With the holidays approaching, online marketplaces have a potential for unprecedented reach and revenue through eCommerce. Manufacturers building direct-to-consumer channels online may be tempted to try selling through third-party marketplaces to gain visibility with new audiences. But with existing retail partnerships hanging in the balance, careful navigation of marketplace options is a must.
Third-party marketplaces, where individual merchants sell goods through another brand’s platform, have never been more popular due to their breadth of selection and perceived competitive pricing. Marketplace sales account for half of all eCommerce transactions, according to research from Internet Retailer. Why wouldn’t brand manufacturers want a bigger piece of the eCommerce pie?
Marketplaces offer sellers the opportunity to connect with new buyers who haven’t yet found their way to brands’ standalone eCommerce sites. But the equation is tricky. In addition to losing a cut of sales to marketplace operators, brand manufacturers risk undermining existing retailer partnerships; indeed, protecting dealer networks was the top concern of brand manufacturers surveyed about marketplaces by the CMO Council. Respondents also expressed hesitation about customer data ownership and privacy and knock-off or counterfeit items circulating on marketplaces.
To navigate these potential hazards and realize the benefits of marketplace exposure, brand manufacturers should:
Think eBay, not Amazon. Amazon.com may offer the largest third-party marketplace around, but it can be difficult to win the “buy” box without dedicating significant resources to product feed management and customer service.
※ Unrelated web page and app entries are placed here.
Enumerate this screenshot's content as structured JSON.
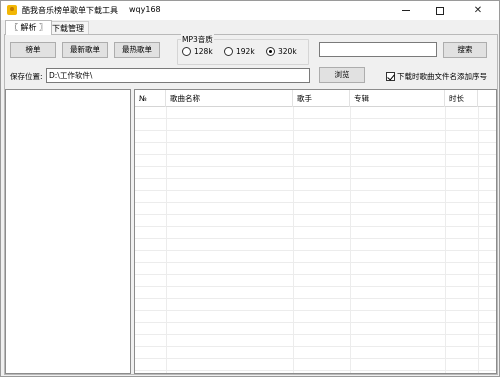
{
  "window": {
    "title": "酷我音乐榜单歌单下载工具",
    "subtitle": "wqy168",
    "minimize": "—",
    "close": "✕"
  },
  "tabs": [
    {
      "label": "〖 解析 〗"
    },
    {
      "label": "下载管理"
    }
  ],
  "toolbar": {
    "chart_button": "榜单",
    "newest_button": "最新歌单",
    "hottest_button": "最热歌单",
    "quality_group": "MP3音质",
    "quality_options": [
      {
        "label": "128k",
        "selected": false
      },
      {
        "label": "192k",
        "selected": false
      },
      {
        "label": "320k",
        "selected": true
      }
    ],
    "search_value": "",
    "search_button": "搜索"
  },
  "save": {
    "label": "保存位置:",
    "path": "D:\\工作软件\\",
    "browse_button": "浏览",
    "add_index_label": "下载时歌曲文件名添加序号",
    "add_index_checked": true
  },
  "table": {
    "columns": [
      "№",
      "歌曲名称",
      "歌手",
      "专辑",
      "时长"
    ],
    "rows": []
  }
}
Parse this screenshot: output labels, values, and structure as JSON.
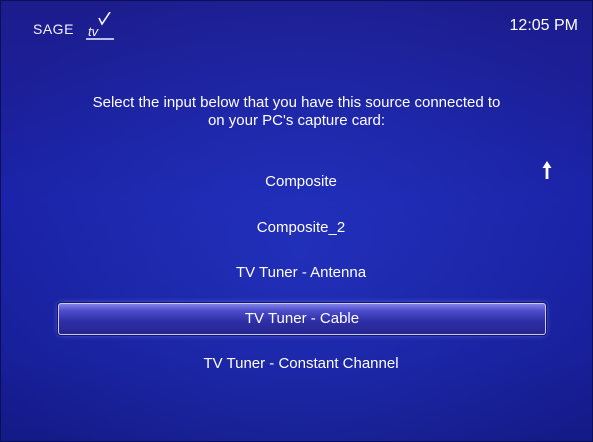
{
  "header": {
    "logo_text": "SAGE tv",
    "clock": "12:05 PM"
  },
  "prompt": {
    "line1": "Select the input below that you have this source connected to",
    "line2": "on your PC's capture card:"
  },
  "options": [
    {
      "label": "Composite",
      "selected": false
    },
    {
      "label": "Composite_2",
      "selected": false
    },
    {
      "label": "TV Tuner - Antenna",
      "selected": false
    },
    {
      "label": "TV Tuner - Cable",
      "selected": true
    },
    {
      "label": "TV Tuner - Constant Channel",
      "selected": false
    }
  ],
  "icons": {
    "scroll_up": "up-arrow-icon",
    "logo_mark": "checkmark-icon"
  },
  "colors": {
    "background": "#1a22a6",
    "text": "#ffffff",
    "highlight": "#3030a8",
    "highlight_border": "#c8c8ff"
  }
}
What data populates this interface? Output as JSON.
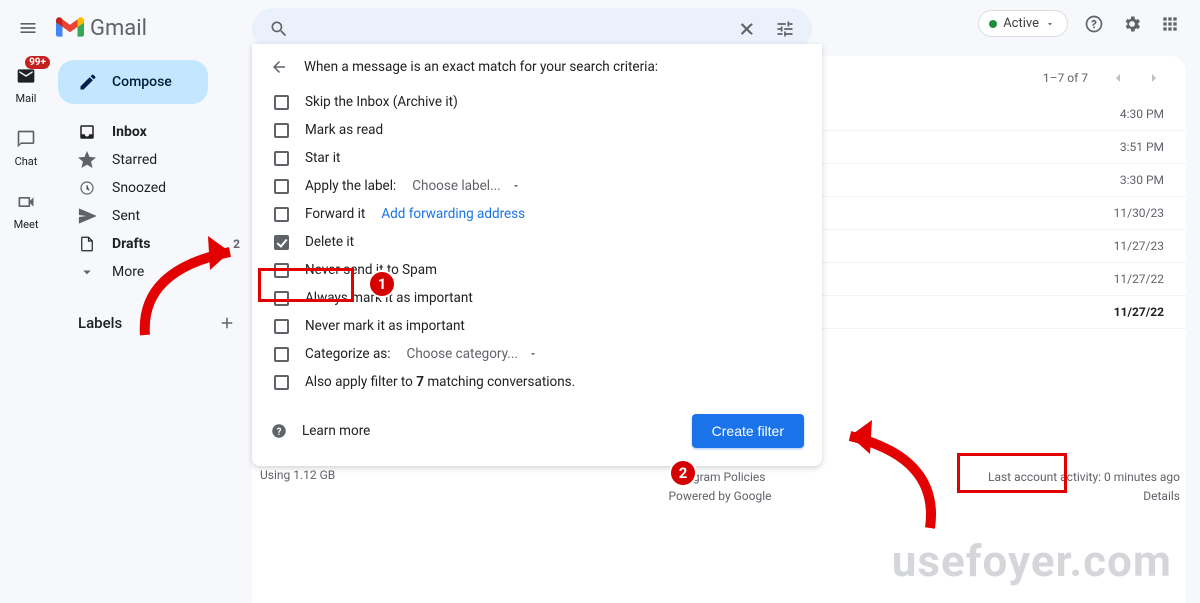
{
  "header": {
    "app_name": "Gmail",
    "status": "Active",
    "search_placeholder": ""
  },
  "rail": {
    "mail": "Mail",
    "chat": "Chat",
    "meet": "Meet",
    "badge": "99+"
  },
  "nav": {
    "compose": "Compose",
    "items": [
      {
        "label": "Inbox",
        "bold": true,
        "icon": "inbox"
      },
      {
        "label": "Starred",
        "icon": "star"
      },
      {
        "label": "Snoozed",
        "icon": "clock"
      },
      {
        "label": "Sent",
        "icon": "send"
      },
      {
        "label": "Drafts",
        "bold": true,
        "icon": "file",
        "count": "2"
      },
      {
        "label": "More",
        "icon": "chev"
      }
    ],
    "labels_header": "Labels"
  },
  "list": {
    "count": "1–7 of 7",
    "rows": [
      {
        "time": "4:30 PM"
      },
      {
        "time": "3:51 PM"
      },
      {
        "time": "3:30 PM"
      },
      {
        "time": "11/30/23"
      },
      {
        "time": "11/27/23"
      },
      {
        "time": "11/27/22"
      },
      {
        "time": "11/27/22",
        "bold": true
      }
    ]
  },
  "panel": {
    "title": "When a message is an exact match for your search criteria:",
    "options": {
      "skip_inbox": "Skip the Inbox (Archive it)",
      "mark_read": "Mark as read",
      "star_it": "Star it",
      "apply_label": "Apply the label:",
      "choose_label": "Choose label...",
      "forward_it": "Forward it",
      "add_fwd": "Add forwarding address",
      "delete_it": "Delete it",
      "never_spam": "Never send it to Spam",
      "always_important": "Always mark it as important",
      "never_important": "Never mark it as important",
      "categorize": "Categorize as:",
      "choose_category": "Choose category...",
      "also_apply_pre": "Also apply filter to ",
      "also_apply_count": "7",
      "also_apply_post": " matching conversations."
    },
    "learn_more": "Learn more",
    "create_filter": "Create filter"
  },
  "footer": {
    "storage": "Using 1.12 GB",
    "policies": "Program Policies",
    "powered": "Powered by Google",
    "activity": "Last account activity: 0 minutes ago",
    "details": "Details"
  },
  "watermark": "usefoyer.com"
}
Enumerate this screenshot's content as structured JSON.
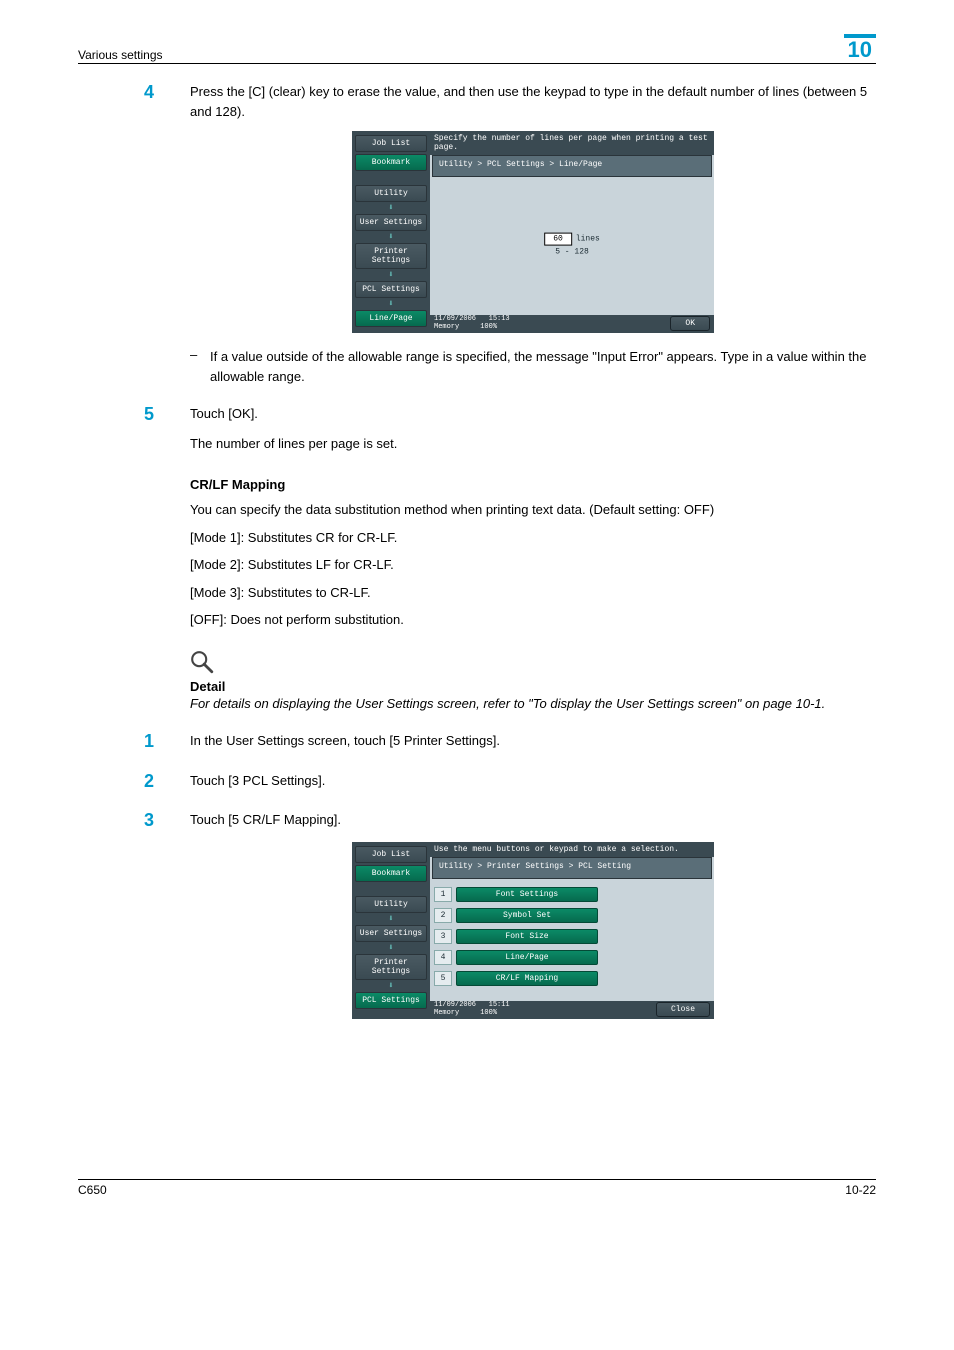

And Amazon is strict about owning the customer relationship, negating one reason manufacturers begin selling direct-to-consumer in the first place. Very small brands without standalone eCommerce sites or retail networks may find Amazon gives them a much-needed boost; other manufacturers are probably better off opting for eBay, which hosts listings for dozens of brands and empowers sellers to connect with customers directly.
Explore niche marketplaces. With 75 marketplaces generating 90% of marketplace revenue, according to Internet Retailer, brands have plenty of options beyond Amazon and Walmart. The variety of marketplaces available not only enables manufacturers to connect with niche category audiences or new markets abroad; listings on smaller platforms can be less expensive and more effective due to a relative lack of competing sellers. And retail partners are less likely to object to marketplaces for focused segments they don’t serve.
Limit listings to unique items. To ensure marketplace items don’t compete with retail partner offerings, and to limit the potential for counterfeiting, brand manufacturers can create exclusive offerings such as gift sets or one-of-a-kind SKUs, or feature “long-tail” items with niche appeal to the marketplace audience. Such curated selections can not only reduce channel conflict, but can help manufacturers avoid duplicate product page content from proliferating across the Web, which can negatively impact search engine optimization.
Learn how Kibo’s industry-leading commerce solution can help manufacturers sell direct while supporting retail partners, like Boscov’s.
When it came time to build out the technical infrastructure of the BOPIS program, the retailer partnered with omnichannel commerce provider Kibo to create a scalable platform that integrated with its in-house e-Commerce solution and the handheld inventory devices used by in-store associates.
…Having successfully rolled out its in-store pickup program, the Boscov’s team is now looking to expand its use of the Kibo platform to manage ship-to-home order fulfillment as well.
Let us know: do you sell on third-party marketplaces? Why or why not? Partner with Kibo to make it easier.